Brendan Prosser


Hello! I am a junior double majoring in Biochemistry and Microbiology with a certificate in Global Health. I joined the Blackwell Group in February of 2022. I have worked on various projects involving the use of pan group agonists and pan group inhibitors of bacterial quorum sensing in S. epidermidis and S. aureus. Through the use of PCR, biological reporter assays, and other laboratory techniques, I’ve worked to understand more about quorum sensing using the Agr system. Research has always been a passion of mine since freshman year and I would love to answer any questions!

Daria Rudykh

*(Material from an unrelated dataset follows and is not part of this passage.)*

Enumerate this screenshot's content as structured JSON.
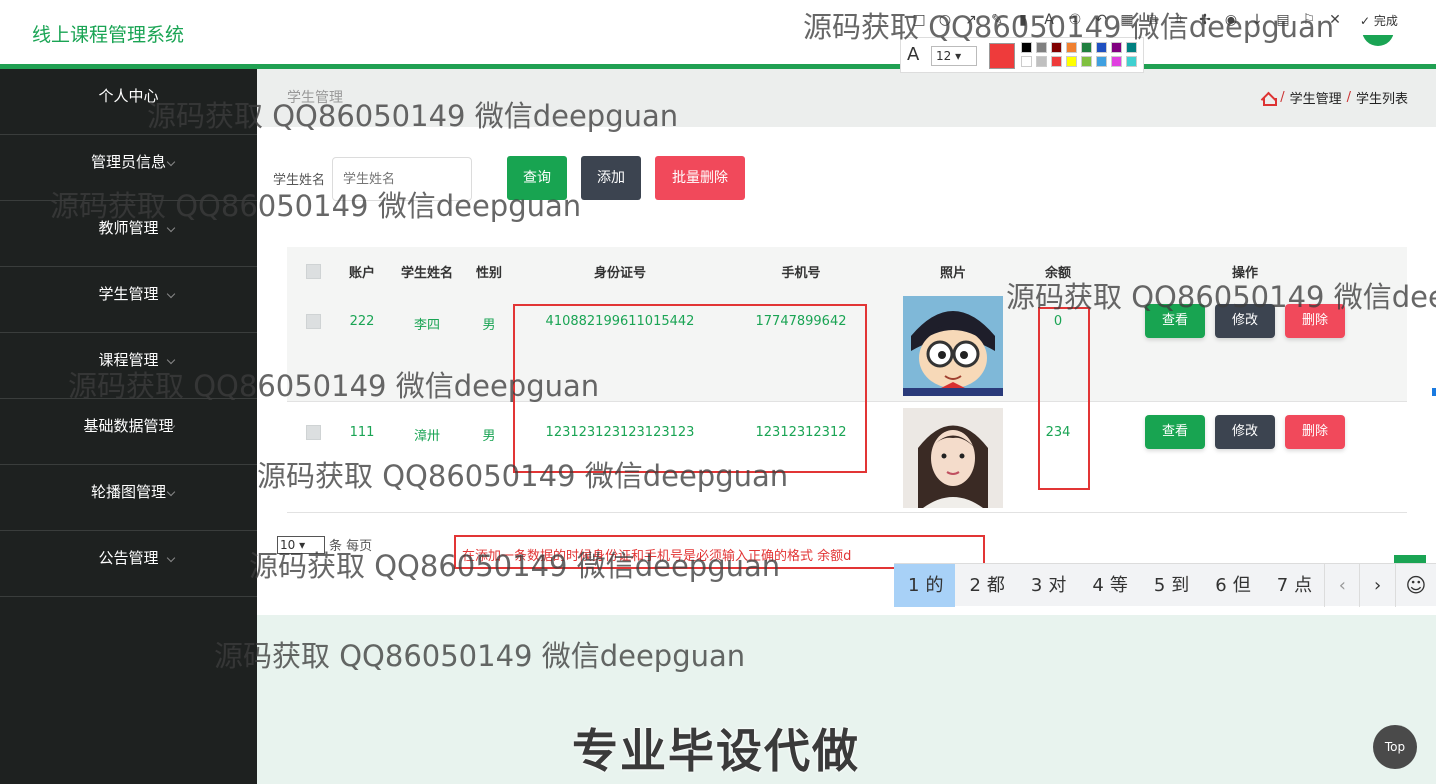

Daria is from Madison, WI. She’s currently majoring in chemical engineering and computer science. She joined the Boydston Group in March 2022 on the additive manufacturing team. Some of her many research interests include photochemistry, polymer science, superconductors, and more. Besides science, Daria loves playing the clarinet, cooking, and playing UNO with friends!

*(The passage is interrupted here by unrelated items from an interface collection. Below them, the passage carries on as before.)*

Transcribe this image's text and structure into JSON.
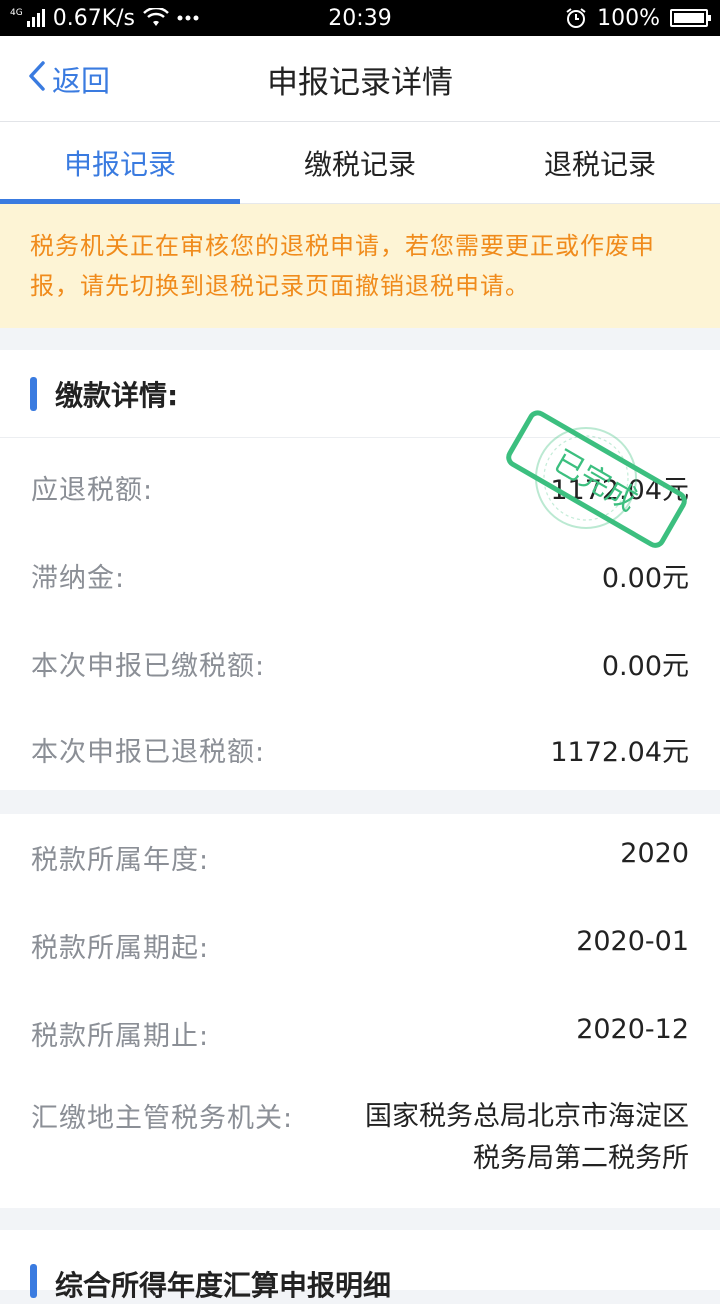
{
  "status_bar": {
    "network": "4G",
    "speed": "0.67K/s",
    "time": "20:39",
    "battery": "100%",
    "battery_level": 1.0
  },
  "header": {
    "back_label": "返回",
    "title": "申报记录详情"
  },
  "tabs": [
    {
      "label": "申报记录",
      "active": true
    },
    {
      "label": "缴税记录",
      "active": false
    },
    {
      "label": "退税记录",
      "active": false
    }
  ],
  "notice": {
    "text": "税务机关正在审核您的退税申请，若您需要更正或作废申报，请先切换到退税记录页面撤销退税申请。"
  },
  "payment": {
    "title": "缴款详情:",
    "rows": [
      {
        "label": "应退税额:",
        "value": "1172.04元"
      },
      {
        "label": "滞纳金:",
        "value": "0.00元"
      },
      {
        "label": "本次申报已缴税额:",
        "value": "0.00元"
      },
      {
        "label": "本次申报已退税额:",
        "value": "1172.04元"
      }
    ],
    "stamp": "已完成"
  },
  "period": {
    "rows": [
      {
        "label": "税款所属年度:",
        "value": "2020"
      },
      {
        "label": "税款所属期起:",
        "value": "2020-01"
      },
      {
        "label": "税款所属期止:",
        "value": "2020-12"
      },
      {
        "label": "汇缴地主管税务机关:",
        "value": "国家税务总局北京市海淀区税务局第二税务所"
      }
    ]
  },
  "detail": {
    "title": "综合所得年度汇算申报明细"
  },
  "colors": {
    "accent": "#3a7be0",
    "notice_text": "#f08b1c",
    "notice_bg": "#fdf4d5",
    "stamp": "#3cbf7f"
  }
}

Elizabeth Schnorrenberg


HI! I’m a senior majoring in Chemistry. I joined the Brunold Group in January 2023. My current research involves cysteine dioxygenase (CDO) which is responsible for catabolizing excess cysteine in the body.  CDO has two isoforms, the non-crosslinked and crosslinked versions. The crosslinked CDO has a thioether crosslink between the cysteine and tyrosine substrates, and is shown to have higher catalytic efficiency than the non-crosslinked isoform. We have been using kinetic assays to determine the activity of different variants to determine what the cause of the increase of catalytic efficiency is within the crosslinked isoform.  I would love to help with any research questions you may have!

Lewis Suess

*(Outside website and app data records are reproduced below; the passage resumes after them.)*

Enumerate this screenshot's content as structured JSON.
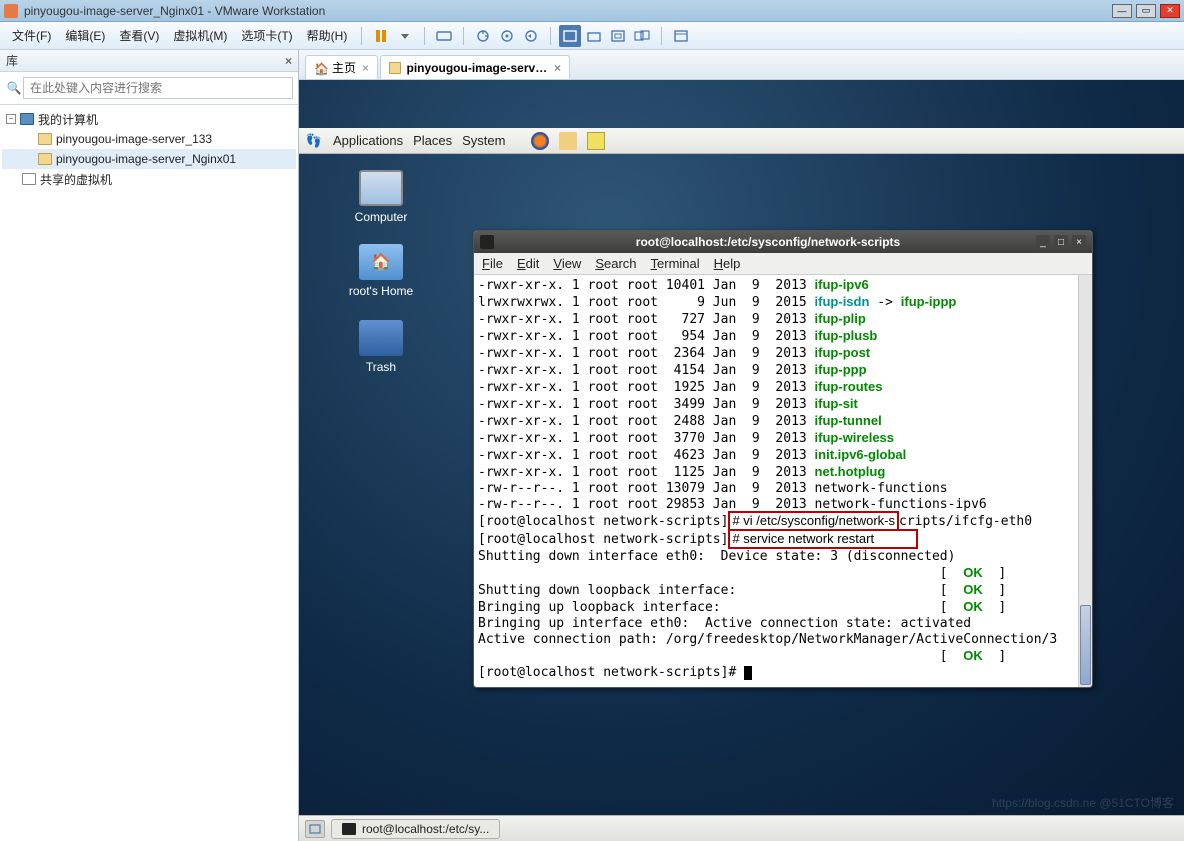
{
  "window": {
    "title": "pinyougou-image-server_Nginx01 - VMware Workstation"
  },
  "menu": {
    "file": "文件(F)",
    "edit": "编辑(E)",
    "view": "查看(V)",
    "vm": "虚拟机(M)",
    "tabs": "选项卡(T)",
    "help": "帮助(H)"
  },
  "sidebar": {
    "header": "库",
    "search_placeholder": "在此处键入内容进行搜索",
    "root": "我的计算机",
    "vm1": "pinyougou-image-server_133",
    "vm2": "pinyougou-image-server_Nginx01",
    "shared": "共享的虚拟机"
  },
  "tabs": {
    "home_label": "主页",
    "vm_label": "pinyougou-image-server..."
  },
  "gnome_panel": {
    "apps": "Applications",
    "places": "Places",
    "system": "System"
  },
  "desktop": {
    "computer": "Computer",
    "home": "root's Home",
    "trash": "Trash"
  },
  "terminal": {
    "title": "root@localhost:/etc/sysconfig/network-scripts",
    "menu": {
      "file": "File",
      "edit": "Edit",
      "view": "View",
      "search": "Search",
      "terminal": "Terminal",
      "help": "Help"
    },
    "listing": [
      {
        "perm": "-rwxr-xr-x.",
        "n": "1",
        "u": "root",
        "g": "root",
        "size": "10401",
        "mon": "Jan",
        "day": " 9",
        "yr": "2013",
        "name": "ifup-ipv6",
        "type": "exec"
      },
      {
        "perm": "lrwxrwxrwx.",
        "n": "1",
        "u": "root",
        "g": "root",
        "size": "    9",
        "mon": "Jun",
        "day": " 9",
        "yr": "2015",
        "name": "ifup-isdn",
        "type": "link",
        "target": "ifup-ippp"
      },
      {
        "perm": "-rwxr-xr-x.",
        "n": "1",
        "u": "root",
        "g": "root",
        "size": "  727",
        "mon": "Jan",
        "day": " 9",
        "yr": "2013",
        "name": "ifup-plip",
        "type": "exec"
      },
      {
        "perm": "-rwxr-xr-x.",
        "n": "1",
        "u": "root",
        "g": "root",
        "size": "  954",
        "mon": "Jan",
        "day": " 9",
        "yr": "2013",
        "name": "ifup-plusb",
        "type": "exec"
      },
      {
        "perm": "-rwxr-xr-x.",
        "n": "1",
        "u": "root",
        "g": "root",
        "size": " 2364",
        "mon": "Jan",
        "day": " 9",
        "yr": "2013",
        "name": "ifup-post",
        "type": "exec"
      },
      {
        "perm": "-rwxr-xr-x.",
        "n": "1",
        "u": "root",
        "g": "root",
        "size": " 4154",
        "mon": "Jan",
        "day": " 9",
        "yr": "2013",
        "name": "ifup-ppp",
        "type": "exec"
      },
      {
        "perm": "-rwxr-xr-x.",
        "n": "1",
        "u": "root",
        "g": "root",
        "size": " 1925",
        "mon": "Jan",
        "day": " 9",
        "yr": "2013",
        "name": "ifup-routes",
        "type": "exec"
      },
      {
        "perm": "-rwxr-xr-x.",
        "n": "1",
        "u": "root",
        "g": "root",
        "size": " 3499",
        "mon": "Jan",
        "day": " 9",
        "yr": "2013",
        "name": "ifup-sit",
        "type": "exec"
      },
      {
        "perm": "-rwxr-xr-x.",
        "n": "1",
        "u": "root",
        "g": "root",
        "size": " 2488",
        "mon": "Jan",
        "day": " 9",
        "yr": "2013",
        "name": "ifup-tunnel",
        "type": "exec"
      },
      {
        "perm": "-rwxr-xr-x.",
        "n": "1",
        "u": "root",
        "g": "root",
        "size": " 3770",
        "mon": "Jan",
        "day": " 9",
        "yr": "2013",
        "name": "ifup-wireless",
        "type": "exec"
      },
      {
        "perm": "-rwxr-xr-x.",
        "n": "1",
        "u": "root",
        "g": "root",
        "size": " 4623",
        "mon": "Jan",
        "day": " 9",
        "yr": "2013",
        "name": "init.ipv6-global",
        "type": "exec"
      },
      {
        "perm": "-rwxr-xr-x.",
        "n": "1",
        "u": "root",
        "g": "root",
        "size": " 1125",
        "mon": "Jan",
        "day": " 9",
        "yr": "2013",
        "name": "net.hotplug",
        "type": "exec"
      },
      {
        "perm": "-rw-r--r--.",
        "n": "1",
        "u": "root",
        "g": "root",
        "size": "13079",
        "mon": "Jan",
        "day": " 9",
        "yr": "2013",
        "name": "network-functions",
        "type": "file"
      },
      {
        "perm": "-rw-r--r--.",
        "n": "1",
        "u": "root",
        "g": "root",
        "size": "29853",
        "mon": "Jan",
        "day": " 9",
        "yr": "2013",
        "name": "network-functions-ipv6",
        "type": "file"
      }
    ],
    "prompt1": "[root@localhost network-scripts]",
    "cmd1_tail": "cripts/ifcfg-eth0",
    "prompt2": "[root@localhost network-scripts]",
    "cmd2": "# service network restart",
    "out1": "Shutting down interface eth0:  Device state: 3 (disconnected)",
    "ok": "OK",
    "out2": "Shutting down loopback interface:",
    "out3": "Bringing up loopback interface:",
    "out4": "Bringing up interface eth0:  Active connection state: activated",
    "out5": "Active connection path: /org/freedesktop/NetworkManager/ActiveConnection/3",
    "prompt3": "[root@localhost network-scripts]# "
  },
  "taskbar": {
    "task1": "root@localhost:/etc/sy..."
  },
  "watermark": "https://blog.csdn.ne @51CTO博客"
}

Hey! I’m a junior majoring in chemistry and genetics. I joined the Stowe Group in January 2022 and have become increasingly interested in chemical education research ever since. My current research with the group focuses on identifying moments in which students demonstrate sensemaking in high school chemistry classrooms. In the past, I developed assessment items for use in these classrooms and analyzed the ways that students choose to engage with related materials. In addition to my research in the Stowe Group, I also performed a couple of syntheses of nitriles resembling compounds detected in space in the McMahon group for a brief period this fall (however, I do not recommend attempting to juggle two research groups at once!). I’m really enthusiastic about research and would love to answer any questions you may have!

Victoria Tholkes


Hi! My name is Victoria (Tori) Tholkes and I’m a senior double majoring in Honors Biochemistry and Chemistry. I joined the Lim Lab in the department of Biochemistry in September of 2021, and have been working on my project for what will be 3 years. I investigate a protein complex and DNA structures involved in telomere length maintenance; telomeres being the end cap of your DNA that helps prevent the loss of important genetic information. The components of the Shelterin protein complex are known to form a special loop of DNA called the displacement loop (d-loop). This special loop is thought to be a reclusive structure, preventing telomere elongation, but has yet to be directly tested. I investigate the ability of Shelterin to stabilize the D-loop and help prevent elongation of telomeric DNA. I absolutely love being involved in undergraduate research and am excited to continue presenting and sharing my work. Please feel free to reach out if you have any questions about getting involved in research, presentations, or have any chem or biochem questions!